(Record extracts)
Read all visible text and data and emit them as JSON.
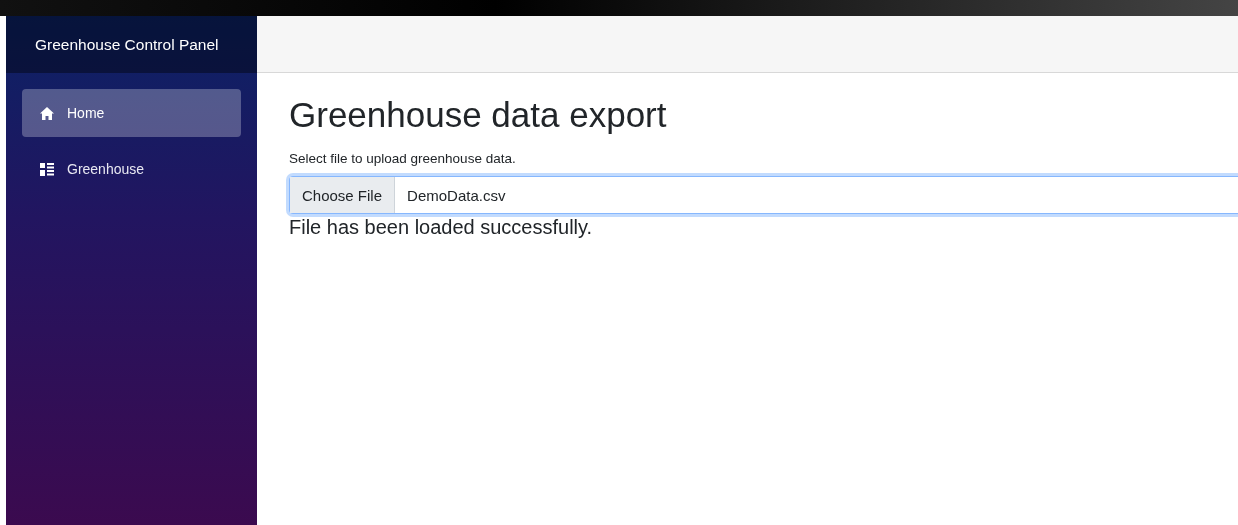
{
  "sidebar": {
    "title": "Greenhouse Control Panel",
    "items": [
      {
        "label": "Home",
        "kind": "home",
        "selected": true
      },
      {
        "label": "Greenhouse",
        "kind": "list",
        "selected": false
      }
    ]
  },
  "main": {
    "heading": "Greenhouse data export",
    "instruction": "Select file to upload greenhouse data.",
    "file_input": {
      "button": "Choose File",
      "value": "DemoData.csv",
      "focused": true
    },
    "status": "File has been loaded successfully."
  }
}
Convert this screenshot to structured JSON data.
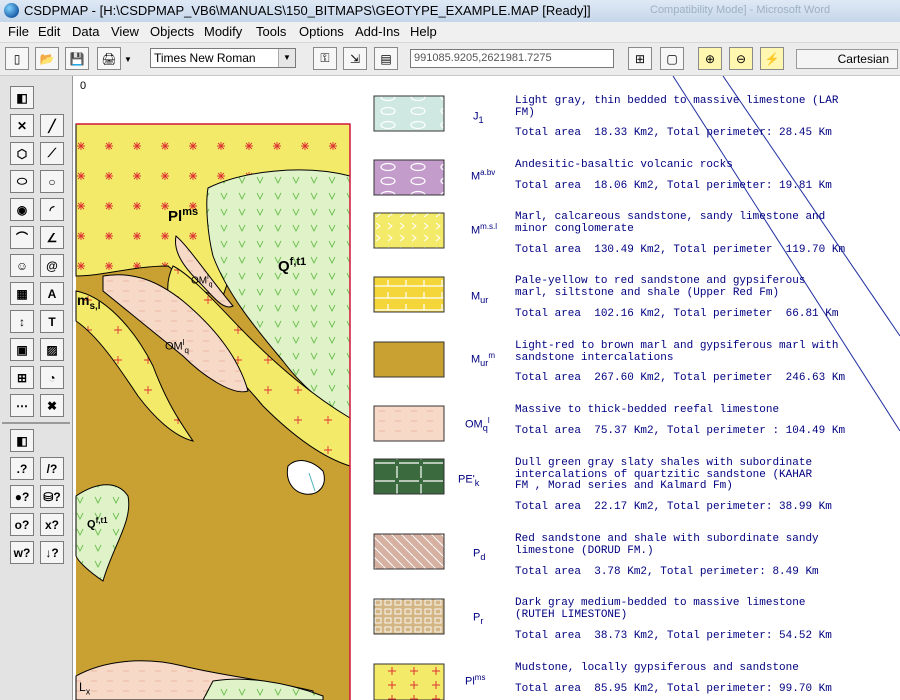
{
  "window": {
    "title": "CSDPMAP - [H:\\CSDPMAP_VB6\\MANUALS\\150_BITMAPS\\GEOTYPE_EXAMPLE.MAP [Ready]]",
    "ghost_text": "Compatibility Mode] - Microsoft Word"
  },
  "menu": [
    "File",
    "Edit",
    "Data",
    "View",
    "Objects",
    "Modify",
    "Tools",
    "Options",
    "Add-Ins",
    "Help"
  ],
  "toolbar": {
    "font": "Times New Roman",
    "coordinates": "991085.9205,2621981.7275",
    "projection": "Cartesian"
  },
  "canvas": {
    "origin_label": "0"
  },
  "map_labels": {
    "pl_ms": "Pl",
    "pl_ms_sup": "ms",
    "q_ft1": "Q",
    "q_ft1_sup": "f,t1",
    "om_q1": "OM",
    "om_q1_sup": "l",
    "om_q1_sub": "q",
    "om_q2": "OM",
    "om_q2_sup": "l",
    "om_q2_sub": "q",
    "m_s": "m",
    "m_s_sub": "s,l",
    "q_ft1b": "Q",
    "q_ft1b_sup": "f,t1",
    "pl_x": "L",
    "pl_x_sub": "x"
  },
  "legend": [
    {
      "sym": "J",
      "sub": "1",
      "sup": "",
      "desc": "Light gray, thin bedded to massive limestone (LAR\nFM)",
      "area": "Total area  18.33 Km2, Total perimeter: 28.45 Km",
      "color": "#cfe9e2"
    },
    {
      "sym": "M",
      "sub": "",
      "sup": "a.bv",
      "desc": "Andesitic-basaltic volcanic rocks",
      "area": "Total area  18.06 Km2, Total perimeter: 19.81 Km",
      "color": "#c49ccc"
    },
    {
      "sym": "M",
      "sub": "",
      "sup": "m.s.l",
      "desc": "Marl, calcareous sandstone, sandy limestone and\nminor conglomerate",
      "area": "Total area  130.49 Km2, Total perimeter  119.70 Km",
      "color": "#f4ea6a"
    },
    {
      "sym": "M",
      "sub": "ur",
      "sup": "",
      "desc": "Pale-yellow to red sandstone and gypsiferous\nmarl, siltstone and shale (Upper Red Fm)",
      "area": "Total area  102.16 Km2, Total perimeter  66.81 Km",
      "color": "#f5d63a"
    },
    {
      "sym": "M",
      "sub": "ur",
      "sup": "m",
      "desc": "Light-red to brown marl and gypsiferous marl with\nsandstone intercalations",
      "area": "Total area  267.60 Km2, Total perimeter  246.63 Km",
      "color": "#c9a032"
    },
    {
      "sym": "OM",
      "sub": "q",
      "sup": "l",
      "desc": "Massive to thick-bedded reefal limestone",
      "area": "Total area  75.37 Km2, Total perimeter : 104.49 Km",
      "color": "#f7d9c8"
    },
    {
      "sym": "PE'",
      "sub": "k",
      "sup": "",
      "desc": "Dull green gray slaty shales with subordinate\nintercalations of quartzitic sandstone (KAHAR\nFM , Morad series and Kalmard Fm)",
      "area": "Total area  22.17 Km2, Total perimeter: 38.99 Km",
      "color": "#3a6a3e"
    },
    {
      "sym": "P",
      "sub": "d",
      "sup": "",
      "desc": "Red sandstone and shale with subordinate sandy\nlimestone (DORUD FM.)",
      "area": "Total area  3.78 Km2, Total perimeter: 8.49 Km",
      "color": "#d6b0a0"
    },
    {
      "sym": "P",
      "sub": "r",
      "sup": "",
      "desc": "Dark gray medium-bedded to massive limestone\n(RUTEH LIMESTONE)",
      "area": "Total area  38.73 Km2, Total perimeter: 54.52 Km",
      "color": "#d3b684"
    },
    {
      "sym": "Pl",
      "sub": "",
      "sup": "ms",
      "desc": "Mudstone, locally gypsiferous and sandstone",
      "area": "Total area  85.95 Km2, Total perimeter: 99.70 Km",
      "color": "#f4ea6a"
    }
  ]
}
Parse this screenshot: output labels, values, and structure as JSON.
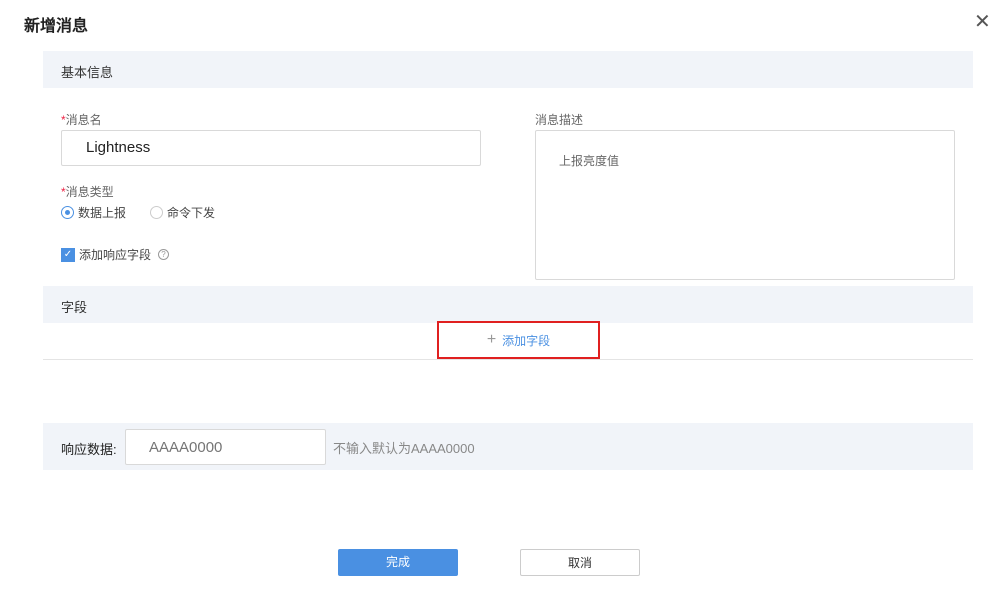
{
  "dialog": {
    "title": "新增消息",
    "close_icon": "close-icon"
  },
  "basic_section": {
    "title": "基本信息"
  },
  "message_name": {
    "label": "消息名",
    "required_mark": "*",
    "value": "Lightness"
  },
  "message_type": {
    "label": "消息类型",
    "required_mark": "*",
    "options": [
      {
        "label": "数据上报",
        "selected": true
      },
      {
        "label": "命令下发",
        "selected": false
      }
    ]
  },
  "add_response_field": {
    "label": "添加响应字段",
    "checked": true
  },
  "description": {
    "label": "消息描述",
    "value": "上报亮度值"
  },
  "fields_section": {
    "title": "字段",
    "add_label": "添加字段",
    "add_icon": "+"
  },
  "response_data": {
    "label": "响应数据:",
    "placeholder": "AAAA0000",
    "hint": "不输入默认为AAAA0000"
  },
  "footer": {
    "ok_label": "完成",
    "cancel_label": "取消"
  },
  "colors": {
    "primary": "#4a90e2",
    "highlight": "#e02020",
    "band": "#f1f4f9"
  }
}
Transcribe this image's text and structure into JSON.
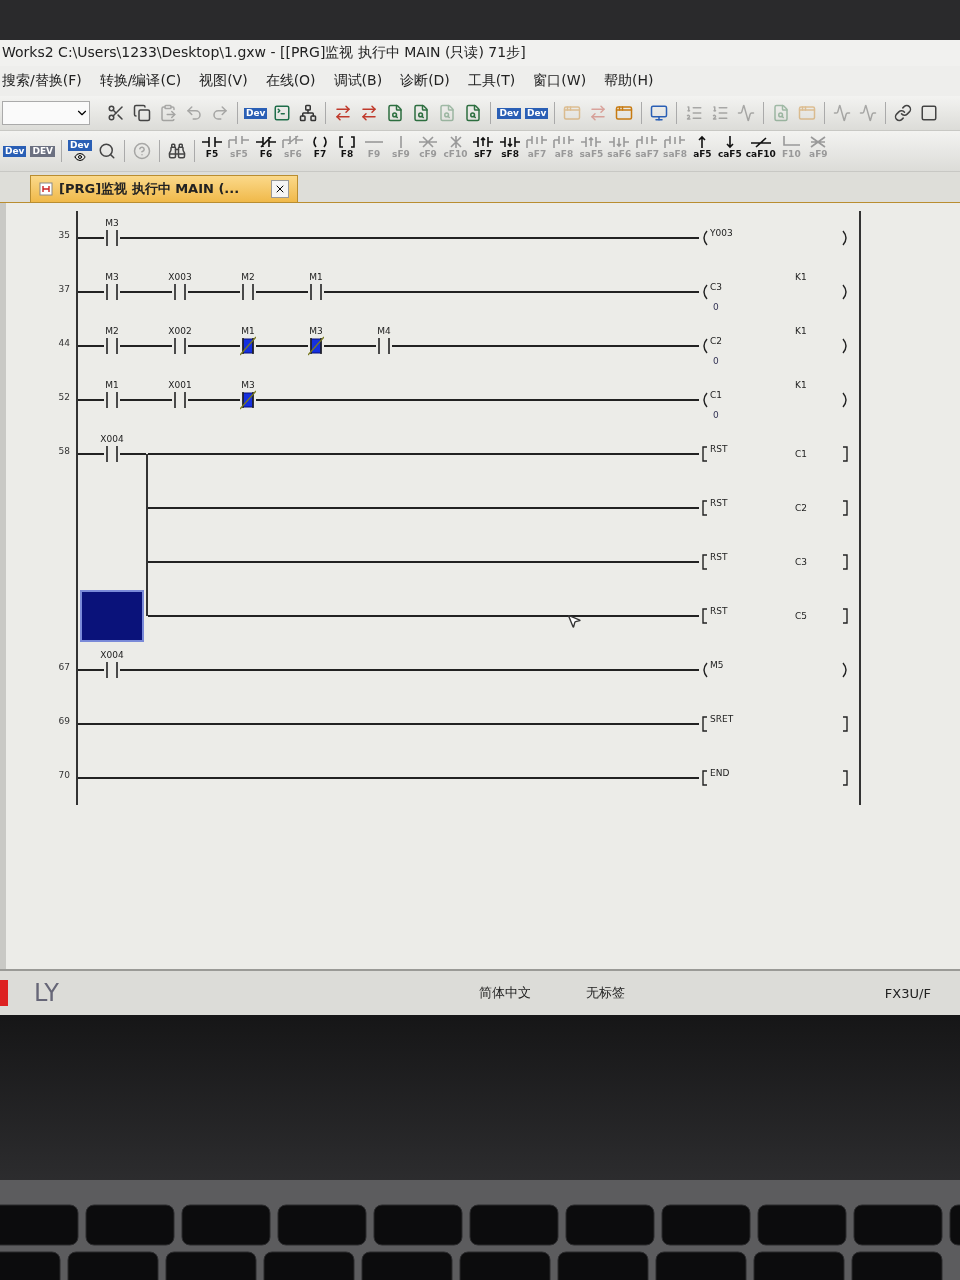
{
  "window": {
    "title": "Works2 C:\\Users\\1233\\Desktop\\1.gxw - [[PRG]监视 执行中 MAIN (只读) 71步]"
  },
  "menu": [
    "搜索/替换(F)",
    "转换/编译(C)",
    "视图(V)",
    "在线(O)",
    "调试(B)",
    "诊断(D)",
    "工具(T)",
    "窗口(W)",
    "帮助(H)"
  ],
  "toolbar_1": [
    {
      "kind": "cut",
      "disabled": false
    },
    {
      "kind": "copy",
      "disabled": false
    },
    {
      "kind": "paste",
      "disabled": true
    },
    {
      "kind": "undo",
      "disabled": true
    },
    {
      "kind": "redo",
      "disabled": true
    },
    {
      "kind": "separator"
    },
    {
      "kind": "dev",
      "caption": "Dev",
      "disabled": false
    },
    {
      "kind": "terminal",
      "disabled": false
    },
    {
      "kind": "network",
      "disabled": false
    },
    {
      "kind": "separator"
    },
    {
      "kind": "arrows",
      "disabled": false
    },
    {
      "kind": "arrows",
      "disabled": false
    },
    {
      "kind": "find",
      "disabled": false
    },
    {
      "kind": "find",
      "disabled": false
    },
    {
      "kind": "find",
      "disabled": true
    },
    {
      "kind": "find",
      "disabled": false
    },
    {
      "kind": "separator"
    },
    {
      "kind": "dev",
      "caption": "Dev",
      "disabled": false
    },
    {
      "kind": "dev",
      "caption": "Dev",
      "disabled": false
    },
    {
      "kind": "separator"
    },
    {
      "kind": "window",
      "disabled": true
    },
    {
      "kind": "arrows",
      "disabled": true
    },
    {
      "kind": "window",
      "disabled": false
    },
    {
      "kind": "separator"
    },
    {
      "kind": "monitor",
      "disabled": false
    },
    {
      "kind": "separator"
    },
    {
      "kind": "list",
      "disabled": true
    },
    {
      "kind": "list",
      "disabled": true
    },
    {
      "kind": "pulse",
      "disabled": true
    },
    {
      "kind": "separator"
    },
    {
      "kind": "find",
      "disabled": true
    },
    {
      "kind": "window",
      "disabled": true
    },
    {
      "kind": "separator"
    },
    {
      "kind": "pulse",
      "disabled": true
    },
    {
      "kind": "pulse",
      "disabled": true
    },
    {
      "kind": "separator"
    },
    {
      "kind": "link",
      "disabled": false
    },
    {
      "kind": "stop",
      "disabled": false
    }
  ],
  "toolbar_2": [
    {
      "kind": "dev",
      "caption": "Dev",
      "disabled": false
    },
    {
      "kind": "dev",
      "caption": "DEV",
      "disabled": true
    },
    {
      "kind": "separator"
    },
    {
      "kind": "dev_eye",
      "caption": "Dev",
      "disabled": false
    },
    {
      "kind": "search",
      "disabled": false
    },
    {
      "kind": "separator"
    },
    {
      "kind": "help",
      "disabled": true
    },
    {
      "kind": "separator"
    },
    {
      "kind": "binoculars",
      "disabled": false
    }
  ],
  "ladder_tools": [
    {
      "caption": "F5",
      "kind": "no",
      "disabled": false
    },
    {
      "caption": "sF5",
      "kind": "por",
      "disabled": true
    },
    {
      "caption": "F6",
      "kind": "nc",
      "disabled": false
    },
    {
      "caption": "sF6",
      "kind": "pnc",
      "disabled": true
    },
    {
      "caption": "F7",
      "kind": "coil",
      "disabled": false
    },
    {
      "caption": "F8",
      "kind": "func",
      "disabled": false
    },
    {
      "caption": "F9",
      "kind": "hline",
      "disabled": true
    },
    {
      "caption": "sF9",
      "kind": "vline",
      "disabled": true
    },
    {
      "caption": "cF9",
      "kind": "hdel",
      "disabled": true
    },
    {
      "caption": "cF10",
      "kind": "vdel",
      "disabled": true
    },
    {
      "caption": "sF7",
      "kind": "rise",
      "disabled": false
    },
    {
      "caption": "sF8",
      "kind": "fall",
      "disabled": false
    },
    {
      "caption": "aF7",
      "kind": "prise",
      "disabled": true
    },
    {
      "caption": "aF8",
      "kind": "pfall",
      "disabled": true
    },
    {
      "caption": "saF5",
      "kind": "rise",
      "disabled": true
    },
    {
      "caption": "saF6",
      "kind": "fall",
      "disabled": true
    },
    {
      "caption": "saF7",
      "kind": "prise",
      "disabled": true
    },
    {
      "caption": "saF8",
      "kind": "pfall",
      "disabled": true
    },
    {
      "caption": "aF5",
      "kind": "up",
      "disabled": false
    },
    {
      "caption": "caF5",
      "kind": "down",
      "disabled": false
    },
    {
      "caption": "caF10",
      "kind": "inv",
      "disabled": false
    },
    {
      "caption": "F10",
      "kind": "hin",
      "disabled": true
    },
    {
      "caption": "aF9",
      "kind": "del",
      "disabled": true
    }
  ],
  "tab": {
    "label": "[PRG]监视 执行中 MAIN (...",
    "selected": true
  },
  "rungs": [
    {
      "step": "35",
      "contacts": [
        {
          "device": "M3",
          "kind": "no",
          "on": false
        }
      ],
      "output": {
        "kind": "coil",
        "device": "Y003"
      }
    },
    {
      "step": "37",
      "contacts": [
        {
          "device": "M3",
          "kind": "no",
          "on": false
        },
        {
          "device": "X003",
          "kind": "no",
          "on": false
        },
        {
          "device": "M2",
          "kind": "no",
          "on": false
        },
        {
          "device": "M1",
          "kind": "no",
          "on": false
        }
      ],
      "output": {
        "kind": "counter",
        "device": "C3",
        "setting": "K1",
        "current": "0"
      }
    },
    {
      "step": "44",
      "contacts": [
        {
          "device": "M2",
          "kind": "no",
          "on": false
        },
        {
          "device": "X002",
          "kind": "no",
          "on": false
        },
        {
          "device": "M1",
          "kind": "nc",
          "on": true
        },
        {
          "device": "M3",
          "kind": "nc",
          "on": true
        },
        {
          "device": "M4",
          "kind": "no",
          "on": false
        }
      ],
      "output": {
        "kind": "counter",
        "device": "C2",
        "setting": "K1",
        "current": "0"
      }
    },
    {
      "step": "52",
      "contacts": [
        {
          "device": "M1",
          "kind": "no",
          "on": false
        },
        {
          "device": "X001",
          "kind": "no",
          "on": false
        },
        {
          "device": "M3",
          "kind": "nc",
          "on": true
        }
      ],
      "output": {
        "kind": "counter",
        "device": "C1",
        "setting": "K1",
        "current": "0"
      }
    },
    {
      "step": "58",
      "contacts": [
        {
          "device": "X004",
          "kind": "no",
          "on": false
        }
      ],
      "output": {
        "kind": "instruction",
        "name": "RST",
        "operand": "C1"
      },
      "branches": [
        {
          "output": {
            "kind": "instruction",
            "name": "RST",
            "operand": "C2"
          },
          "selected": false
        },
        {
          "output": {
            "kind": "instruction",
            "name": "RST",
            "operand": "C3"
          },
          "selected": false
        },
        {
          "output": {
            "kind": "instruction",
            "name": "RST",
            "operand": "C5"
          },
          "selected": true
        }
      ]
    },
    {
      "step": "67",
      "contacts": [
        {
          "device": "X004",
          "kind": "no",
          "on": false
        }
      ],
      "output": {
        "kind": "coil",
        "device": "M5"
      }
    },
    {
      "step": "69",
      "output": {
        "kind": "instruction",
        "name": "SRET"
      }
    },
    {
      "step": "70",
      "output": {
        "kind": "instruction",
        "name": "END"
      }
    }
  ],
  "status_bar": {
    "user": "LY",
    "language": "简体中文",
    "label": "无标签",
    "plc": "FX3U/F"
  }
}
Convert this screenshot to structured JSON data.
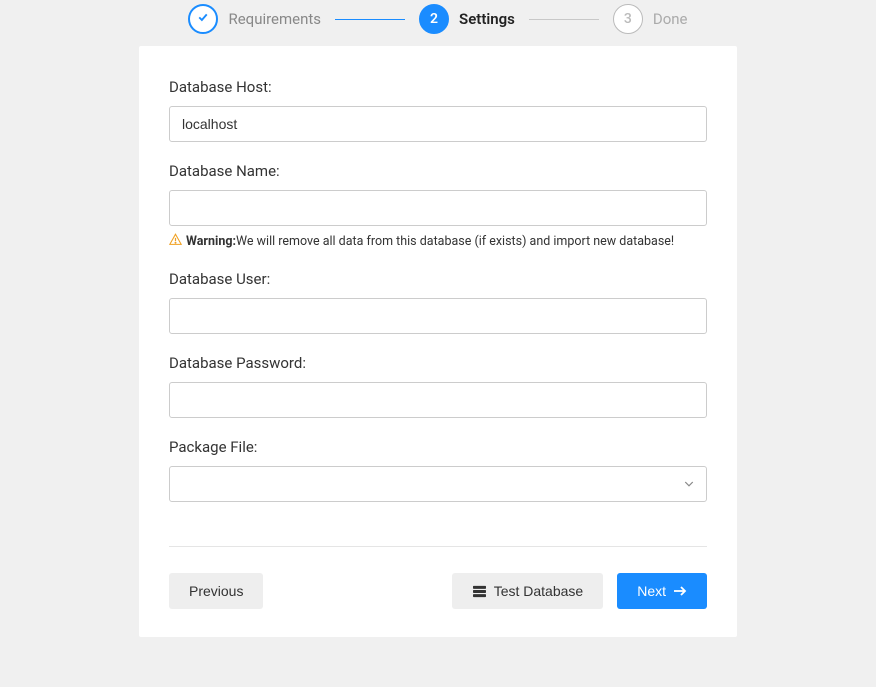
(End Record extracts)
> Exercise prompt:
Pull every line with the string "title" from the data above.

> Solved exercise:
    "title": "Greenhouse Control Panel",
    "title": "CSDPMAP - [H:\\CSDPMAP_VB6\\MANUALS\\150_BITMAPS\\GEOTYPE_EXAMPLE.MAP [Ready]]",
    "title": "新增消息",
    "title": "基本信息"
    "title": "字段",
    "title": "Works2 C:\\Users\\1233\\Desktop\\1.gxw - [[PRG]监视 执行中 MAIN (只读) 71步]"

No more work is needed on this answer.